(Data records for software interfaces)
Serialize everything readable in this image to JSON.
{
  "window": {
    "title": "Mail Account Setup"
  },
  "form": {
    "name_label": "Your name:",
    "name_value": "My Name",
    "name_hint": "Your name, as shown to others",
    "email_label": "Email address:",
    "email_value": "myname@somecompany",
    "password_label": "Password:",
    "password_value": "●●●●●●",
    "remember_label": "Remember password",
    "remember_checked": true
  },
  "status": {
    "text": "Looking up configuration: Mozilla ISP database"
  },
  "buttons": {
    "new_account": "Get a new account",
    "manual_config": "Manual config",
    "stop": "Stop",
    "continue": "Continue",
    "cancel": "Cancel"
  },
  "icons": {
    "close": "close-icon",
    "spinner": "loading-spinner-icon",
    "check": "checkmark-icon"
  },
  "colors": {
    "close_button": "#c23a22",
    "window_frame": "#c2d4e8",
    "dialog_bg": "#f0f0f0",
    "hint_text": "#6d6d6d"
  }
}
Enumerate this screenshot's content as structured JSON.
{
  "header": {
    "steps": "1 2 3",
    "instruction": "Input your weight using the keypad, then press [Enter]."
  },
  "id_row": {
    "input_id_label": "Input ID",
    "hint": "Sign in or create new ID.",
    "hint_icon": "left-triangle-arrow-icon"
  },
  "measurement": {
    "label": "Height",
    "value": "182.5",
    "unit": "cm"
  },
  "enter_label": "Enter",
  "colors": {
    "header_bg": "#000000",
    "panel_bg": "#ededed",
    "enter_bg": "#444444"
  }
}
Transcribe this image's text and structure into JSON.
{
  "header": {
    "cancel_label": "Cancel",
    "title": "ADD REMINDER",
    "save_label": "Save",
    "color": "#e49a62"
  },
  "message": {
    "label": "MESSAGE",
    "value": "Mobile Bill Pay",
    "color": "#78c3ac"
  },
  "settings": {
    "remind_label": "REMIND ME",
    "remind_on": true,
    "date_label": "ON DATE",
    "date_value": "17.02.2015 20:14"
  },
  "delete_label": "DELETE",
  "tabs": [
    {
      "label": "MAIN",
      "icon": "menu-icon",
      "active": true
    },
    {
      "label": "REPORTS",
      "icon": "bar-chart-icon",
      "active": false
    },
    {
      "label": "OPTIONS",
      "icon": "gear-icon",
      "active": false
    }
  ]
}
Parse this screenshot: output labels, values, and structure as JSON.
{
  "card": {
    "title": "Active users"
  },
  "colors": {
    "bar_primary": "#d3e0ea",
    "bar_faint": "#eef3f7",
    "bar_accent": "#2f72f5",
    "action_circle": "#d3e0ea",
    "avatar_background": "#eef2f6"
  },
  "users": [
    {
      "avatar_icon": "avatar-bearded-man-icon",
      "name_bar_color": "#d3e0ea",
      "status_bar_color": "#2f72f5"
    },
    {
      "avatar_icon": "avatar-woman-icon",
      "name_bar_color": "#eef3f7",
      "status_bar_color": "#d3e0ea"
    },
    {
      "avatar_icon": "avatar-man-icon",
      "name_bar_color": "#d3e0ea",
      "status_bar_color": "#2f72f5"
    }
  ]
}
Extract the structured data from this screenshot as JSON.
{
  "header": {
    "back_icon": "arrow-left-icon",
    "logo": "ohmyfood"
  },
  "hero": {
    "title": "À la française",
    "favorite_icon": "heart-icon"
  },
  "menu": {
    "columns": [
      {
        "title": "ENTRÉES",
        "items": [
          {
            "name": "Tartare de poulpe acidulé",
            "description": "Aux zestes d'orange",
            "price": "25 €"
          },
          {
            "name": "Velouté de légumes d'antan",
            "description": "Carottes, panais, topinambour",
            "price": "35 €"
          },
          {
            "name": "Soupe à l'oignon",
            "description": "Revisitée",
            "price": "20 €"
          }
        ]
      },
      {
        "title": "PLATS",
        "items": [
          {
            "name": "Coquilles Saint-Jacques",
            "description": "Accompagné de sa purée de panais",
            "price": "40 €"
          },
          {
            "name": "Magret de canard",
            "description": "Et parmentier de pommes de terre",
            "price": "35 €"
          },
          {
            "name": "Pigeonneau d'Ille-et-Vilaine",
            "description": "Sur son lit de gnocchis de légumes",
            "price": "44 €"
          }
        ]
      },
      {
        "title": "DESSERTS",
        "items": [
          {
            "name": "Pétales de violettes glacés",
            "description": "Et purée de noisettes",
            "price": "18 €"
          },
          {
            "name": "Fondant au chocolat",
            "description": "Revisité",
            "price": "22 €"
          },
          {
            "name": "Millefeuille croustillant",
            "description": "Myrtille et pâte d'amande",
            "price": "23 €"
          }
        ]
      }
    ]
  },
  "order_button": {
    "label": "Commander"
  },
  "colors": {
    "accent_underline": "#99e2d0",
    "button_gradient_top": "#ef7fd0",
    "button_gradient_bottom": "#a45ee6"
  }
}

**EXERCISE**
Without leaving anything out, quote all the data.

**EXPECTED ANSWER**
Serialize everything readable in this image to JSON.
{
  "window": {
    "title": "Mail Account Setup"
  },
  "form": {
    "name_label": "Your name:",
    "name_value": "My Name",
    "name_hint": "Your name, as shown to others",
    "email_label": "Email address:",
    "email_value": "myname@somecompany",
    "password_label": "Password:",
    "password_value": "●●●●●●",
    "remember_label": "Remember password",
    "remember_checked": true
  },
  "status": {
    "text": "Looking up configuration: Mozilla ISP database"
  },
  "buttons": {
    "new_account": "Get a new account",
    "manual_config": "Manual config",
    "stop": "Stop",
    "continue": "Continue",
    "cancel": "Cancel"
  },
  "icons": {
    "close": "close-icon",
    "spinner": "loading-spinner-icon",
    "check": "checkmark-icon"
  },
  "colors": {
    "close_button": "#c23a22",
    "window_frame": "#c2d4e8",
    "dialog_bg": "#f0f0f0",
    "hint_text": "#6d6d6d"
  }
}
Enumerate this screenshot's content as structured JSON.
{
  "header": {
    "steps": "1 2 3",
    "instruction": "Input your weight using the keypad, then press [Enter]."
  },
  "id_row": {
    "input_id_label": "Input ID",
    "hint": "Sign in or create new ID.",
    "hint_icon": "left-triangle-arrow-icon"
  },
  "measurement": {
    "label": "Height",
    "value": "182.5",
    "unit": "cm"
  },
  "enter_label": "Enter",
  "colors": {
    "header_bg": "#000000",
    "panel_bg": "#ededed",
    "enter_bg": "#444444"
  }
}
Transcribe this image's text and structure into JSON.
{
  "header": {
    "cancel_label": "Cancel",
    "title": "ADD REMINDER",
    "save_label": "Save",
    "color": "#e49a62"
  },
  "message": {
    "label": "MESSAGE",
    "value": "Mobile Bill Pay",
    "color": "#78c3ac"
  },
  "settings": {
    "remind_label": "REMIND ME",
    "remind_on": true,
    "date_label": "ON DATE",
    "date_value": "17.02.2015 20:14"
  },
  "delete_label": "DELETE",
  "tabs": [
    {
      "label": "MAIN",
      "icon": "menu-icon",
      "active": true
    },
    {
      "label": "REPORTS",
      "icon": "bar-chart-icon",
      "active": false
    },
    {
      "label": "OPTIONS",
      "icon": "gear-icon",
      "active": false
    }
  ]
}
Parse this screenshot: output labels, values, and structure as JSON.
{
  "card": {
    "title": "Active users"
  },
  "colors": {
    "bar_primary": "#d3e0ea",
    "bar_faint": "#eef3f7",
    "bar_accent": "#2f72f5",
    "action_circle": "#d3e0ea",
    "avatar_background": "#eef2f6"
  },
  "users": [
    {
      "avatar_icon": "avatar-bearded-man-icon",
      "name_bar_color": "#d3e0ea",
      "status_bar_color": "#2f72f5"
    },
    {
      "avatar_icon": "avatar-woman-icon",
      "name_bar_color": "#eef3f7",
      "status_bar_color": "#d3e0ea"
    },
    {
      "avatar_icon": "avatar-man-icon",
      "name_bar_color": "#d3e0ea",
      "status_bar_color": "#2f72f5"
    }
  ]
}
Extract the structured data from this screenshot as JSON.
{
  "header": {
    "back_icon": "arrow-left-icon",
    "logo": "ohmyfood"
  },
  "hero": {
    "title": "À la française",
    "favorite_icon": "heart-icon"
  },
  "menu": {
    "columns": [
      {
        "title": "ENTRÉES",
        "items": [
          {
            "name": "Tartare de poulpe acidulé",
            "description": "Aux zestes d'orange",
            "price": "25 €"
          },
          {
            "name": "Velouté de légumes d'antan",
            "description": "Carottes, panais, topinambour",
            "price": "35 €"
          },
          {
            "name": "Soupe à l'oignon",
            "description": "Revisitée",
            "price": "20 €"
          }
        ]
      },
      {
        "title": "PLATS",
        "items": [
          {
            "name": "Coquilles Saint-Jacques",
            "description": "Accompagné de sa purée de panais",
            "price": "40 €"
          },
          {
            "name": "Magret de canard",
            "description": "Et parmentier de pommes de terre",
            "price": "35 €"
          },
          {
            "name": "Pigeonneau d'Ille-et-Vilaine",
            "description": "Sur son lit de gnocchis de légumes",
            "price": "44 €"
          }
        ]
      },
      {
        "title": "DESSERTS",
        "items": [
          {
            "name": "Pétales de violettes glacés",
            "description": "Et purée de noisettes",
            "price": "18 €"
          },
          {
            "name": "Fondant au chocolat",
            "description": "Revisité",
            "price": "22 €"
          },
          {
            "name": "Millefeuille croustillant",
            "description": "Myrtille et pâte d'amande",
            "price": "23 €"
          }
        ]
      }
    ]
  },
  "order_button": {
    "label": "Commander"
  },
  "colors": {
    "accent_underline": "#99e2d0",
    "button_gradient_top": "#ef7fd0",
    "button_gradient_bottom": "#a45ee6"
  }
}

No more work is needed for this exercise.